The lugs are enormous and aggressive, made out of Michelin Outdoor Compound X (OCX), which is a material that the tire company uses to make mountain biking tires. They provided grip and traction on the slipperiest of surfaces, even if they were also the exact right width and depth to trap small pieces of gravel and sticks in the treads.

Despite the Ortholite insole, I found the shoe’s sole to be very stiff and hard. This can be partly explained by a protective rock plate in the front part of the sole, which prevents sharp bumpy things from stabbing themselves in the soft underside of your foot.

The fact that it was still easy for me to run over uneven ground with such a stiff sole can probably be attributed to Salewa’s trademarked 3F system. The 3Fs stand for three features: Fit, function, and performance. When you tighten the laces, you also secure a static system of webbing that runs from the insole, to the heel collar, and up to the top of the laces. As someone who has very thin heels and ankles, the 3F system helped secure a vulnerable part of my foot. My foot didn't roll in the shoe, even when running on trails that slanted sideways across steep slopes. As a bonus, I didn't have to pick any pebbles out of the top part of my shoe!

Despite these heavy rubber features, the shoes are still pretty light. Together, the shoes weigh a little over a pound. Even if they don’t have a Gore-Tex lining, they dry pretty quickly. When I soaked them in the sink around 11 a.m., they were dry enough to wear by 1 p.m. They have a neutral platform and a slight 8-mm heel drop. It’s not quite a barefoot running shoe, but it’s not far off from one, either.
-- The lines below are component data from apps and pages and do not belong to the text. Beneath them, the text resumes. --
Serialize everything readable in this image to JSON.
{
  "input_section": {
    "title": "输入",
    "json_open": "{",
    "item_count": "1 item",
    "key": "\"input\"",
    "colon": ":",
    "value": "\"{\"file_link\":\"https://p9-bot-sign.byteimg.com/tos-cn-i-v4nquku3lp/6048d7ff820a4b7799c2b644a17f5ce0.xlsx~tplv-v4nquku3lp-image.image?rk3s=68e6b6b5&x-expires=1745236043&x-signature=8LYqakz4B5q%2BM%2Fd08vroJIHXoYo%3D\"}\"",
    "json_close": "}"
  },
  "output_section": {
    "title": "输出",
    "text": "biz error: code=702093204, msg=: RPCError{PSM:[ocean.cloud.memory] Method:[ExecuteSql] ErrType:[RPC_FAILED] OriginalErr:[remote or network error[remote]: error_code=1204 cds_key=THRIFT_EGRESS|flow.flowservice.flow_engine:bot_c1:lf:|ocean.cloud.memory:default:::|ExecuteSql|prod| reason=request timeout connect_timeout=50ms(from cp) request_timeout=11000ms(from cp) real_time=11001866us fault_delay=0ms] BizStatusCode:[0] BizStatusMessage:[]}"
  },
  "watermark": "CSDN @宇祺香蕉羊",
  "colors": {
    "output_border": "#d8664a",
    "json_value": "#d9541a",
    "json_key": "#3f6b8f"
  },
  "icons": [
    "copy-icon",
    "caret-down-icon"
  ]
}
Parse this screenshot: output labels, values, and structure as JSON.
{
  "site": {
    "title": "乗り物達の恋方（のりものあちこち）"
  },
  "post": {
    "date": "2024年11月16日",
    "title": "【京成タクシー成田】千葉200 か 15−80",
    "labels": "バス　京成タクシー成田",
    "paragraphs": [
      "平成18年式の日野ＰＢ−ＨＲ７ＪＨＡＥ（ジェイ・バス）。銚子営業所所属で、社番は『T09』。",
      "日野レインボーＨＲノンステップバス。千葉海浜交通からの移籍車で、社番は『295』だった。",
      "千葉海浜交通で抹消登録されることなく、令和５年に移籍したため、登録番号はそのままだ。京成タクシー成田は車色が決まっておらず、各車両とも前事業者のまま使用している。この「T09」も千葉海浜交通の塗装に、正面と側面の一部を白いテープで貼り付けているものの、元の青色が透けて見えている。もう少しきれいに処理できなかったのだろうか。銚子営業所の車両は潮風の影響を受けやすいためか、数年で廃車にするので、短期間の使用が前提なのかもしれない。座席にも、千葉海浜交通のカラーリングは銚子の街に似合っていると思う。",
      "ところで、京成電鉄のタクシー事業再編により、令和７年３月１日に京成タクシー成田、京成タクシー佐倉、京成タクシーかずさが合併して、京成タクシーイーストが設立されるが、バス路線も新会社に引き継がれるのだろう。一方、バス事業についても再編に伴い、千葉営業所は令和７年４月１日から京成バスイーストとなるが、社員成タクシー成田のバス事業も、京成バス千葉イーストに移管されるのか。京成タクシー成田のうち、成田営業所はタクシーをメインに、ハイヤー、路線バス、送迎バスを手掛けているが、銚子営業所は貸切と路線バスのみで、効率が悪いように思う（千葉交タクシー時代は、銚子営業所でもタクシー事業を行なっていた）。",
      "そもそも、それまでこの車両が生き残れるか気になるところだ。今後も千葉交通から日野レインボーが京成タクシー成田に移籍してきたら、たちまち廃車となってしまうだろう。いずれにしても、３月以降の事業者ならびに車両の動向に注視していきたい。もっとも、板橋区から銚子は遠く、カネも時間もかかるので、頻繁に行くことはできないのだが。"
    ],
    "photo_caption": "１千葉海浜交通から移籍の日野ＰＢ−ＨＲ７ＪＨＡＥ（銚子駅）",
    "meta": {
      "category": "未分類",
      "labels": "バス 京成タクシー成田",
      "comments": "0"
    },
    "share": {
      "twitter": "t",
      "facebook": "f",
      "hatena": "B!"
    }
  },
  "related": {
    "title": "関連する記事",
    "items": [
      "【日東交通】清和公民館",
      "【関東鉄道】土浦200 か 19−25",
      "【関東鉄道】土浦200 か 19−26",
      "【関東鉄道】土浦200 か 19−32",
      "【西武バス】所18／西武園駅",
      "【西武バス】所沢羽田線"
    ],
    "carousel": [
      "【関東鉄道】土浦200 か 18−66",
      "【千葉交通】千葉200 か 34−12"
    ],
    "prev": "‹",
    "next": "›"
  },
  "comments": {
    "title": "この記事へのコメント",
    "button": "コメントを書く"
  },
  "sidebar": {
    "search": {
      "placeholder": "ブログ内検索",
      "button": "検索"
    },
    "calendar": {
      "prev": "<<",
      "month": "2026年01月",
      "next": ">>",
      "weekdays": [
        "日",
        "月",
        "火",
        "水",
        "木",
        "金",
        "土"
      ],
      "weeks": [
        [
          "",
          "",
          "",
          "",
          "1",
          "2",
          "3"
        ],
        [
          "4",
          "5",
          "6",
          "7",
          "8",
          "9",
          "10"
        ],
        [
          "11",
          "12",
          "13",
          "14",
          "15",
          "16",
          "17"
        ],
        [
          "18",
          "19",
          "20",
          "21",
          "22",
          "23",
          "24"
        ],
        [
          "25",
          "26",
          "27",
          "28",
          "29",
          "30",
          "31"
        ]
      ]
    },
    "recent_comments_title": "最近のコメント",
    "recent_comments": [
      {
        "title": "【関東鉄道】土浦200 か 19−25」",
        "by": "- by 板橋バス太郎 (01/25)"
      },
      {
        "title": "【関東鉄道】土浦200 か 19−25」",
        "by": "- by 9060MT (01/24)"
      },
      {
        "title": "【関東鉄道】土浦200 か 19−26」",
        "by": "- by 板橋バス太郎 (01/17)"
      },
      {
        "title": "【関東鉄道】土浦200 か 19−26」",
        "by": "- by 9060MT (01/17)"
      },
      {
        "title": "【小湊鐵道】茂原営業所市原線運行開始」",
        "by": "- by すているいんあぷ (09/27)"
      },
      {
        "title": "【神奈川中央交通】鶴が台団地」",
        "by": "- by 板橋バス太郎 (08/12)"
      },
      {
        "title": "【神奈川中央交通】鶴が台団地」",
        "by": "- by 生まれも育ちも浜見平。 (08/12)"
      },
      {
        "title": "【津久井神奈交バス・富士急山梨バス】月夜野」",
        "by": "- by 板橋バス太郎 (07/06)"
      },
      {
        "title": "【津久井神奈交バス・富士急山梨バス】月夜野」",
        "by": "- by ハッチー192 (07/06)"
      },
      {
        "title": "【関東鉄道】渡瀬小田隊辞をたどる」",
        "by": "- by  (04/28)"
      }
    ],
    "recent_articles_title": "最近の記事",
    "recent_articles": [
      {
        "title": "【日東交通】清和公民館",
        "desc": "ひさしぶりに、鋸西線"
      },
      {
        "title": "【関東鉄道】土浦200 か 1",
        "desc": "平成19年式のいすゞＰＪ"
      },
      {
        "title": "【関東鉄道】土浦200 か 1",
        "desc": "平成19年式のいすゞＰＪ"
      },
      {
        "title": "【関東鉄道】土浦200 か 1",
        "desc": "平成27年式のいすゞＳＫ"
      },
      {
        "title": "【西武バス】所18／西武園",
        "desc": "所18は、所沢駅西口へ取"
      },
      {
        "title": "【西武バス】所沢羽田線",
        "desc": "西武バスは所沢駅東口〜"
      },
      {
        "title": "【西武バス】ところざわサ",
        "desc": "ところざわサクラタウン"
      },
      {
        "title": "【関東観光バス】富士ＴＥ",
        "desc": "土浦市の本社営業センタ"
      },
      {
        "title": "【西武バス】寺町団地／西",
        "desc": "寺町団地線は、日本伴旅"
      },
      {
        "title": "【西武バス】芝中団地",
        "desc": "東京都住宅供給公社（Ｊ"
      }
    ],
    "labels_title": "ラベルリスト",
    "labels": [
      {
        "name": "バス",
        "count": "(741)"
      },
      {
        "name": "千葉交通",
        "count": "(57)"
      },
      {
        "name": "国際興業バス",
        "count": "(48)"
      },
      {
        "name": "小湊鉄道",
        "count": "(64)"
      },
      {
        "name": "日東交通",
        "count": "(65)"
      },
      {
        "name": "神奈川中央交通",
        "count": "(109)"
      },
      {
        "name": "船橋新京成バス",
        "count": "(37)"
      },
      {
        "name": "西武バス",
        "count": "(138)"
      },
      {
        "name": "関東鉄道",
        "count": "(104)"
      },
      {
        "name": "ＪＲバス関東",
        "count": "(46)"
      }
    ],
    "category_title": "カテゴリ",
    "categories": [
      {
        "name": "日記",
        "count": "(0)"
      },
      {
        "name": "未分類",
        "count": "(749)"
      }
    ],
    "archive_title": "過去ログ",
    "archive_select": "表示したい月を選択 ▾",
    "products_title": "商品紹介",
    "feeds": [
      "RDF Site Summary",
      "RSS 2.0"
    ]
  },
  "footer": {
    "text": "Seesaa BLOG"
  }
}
To The Limit

The Ultra Train 2s aren't quite perfect. While I didn't notice the speed laces loosening while I was testing this shoe, it seems worth noting that I've had experiences with the toggle getting loose in the past. Within a limited timeframe, it's impossible to test the durability of the webbing that the laces run through, but sometimes this particular type of webbing frays as the thin laces scrape back and forth. Also, and this is a personal preference thing, but as I mentioned, they are really stiff. They work well on rocky terrain, but if you're cruising mainly on dirt and asphalt, you might want shoes with a bit more give.

But in pretty much every other way that counts, the Ultra Train 2s are bomber. On top of that, they're good-looking—you wouldn't feel out of place wearing these if you stop by a bar on your way home. If you're worried about getting gravel between your toes this summer, pick up a pair. They’re easy to slip on and off, suitable for both walking the dogs, and protective enough for two- or three-day weekend backpacking trips. At the very least, they’re definitely better than a pair of flip-flops.

Read more:

adminadminReview: Salewa Ultra Train 2
read more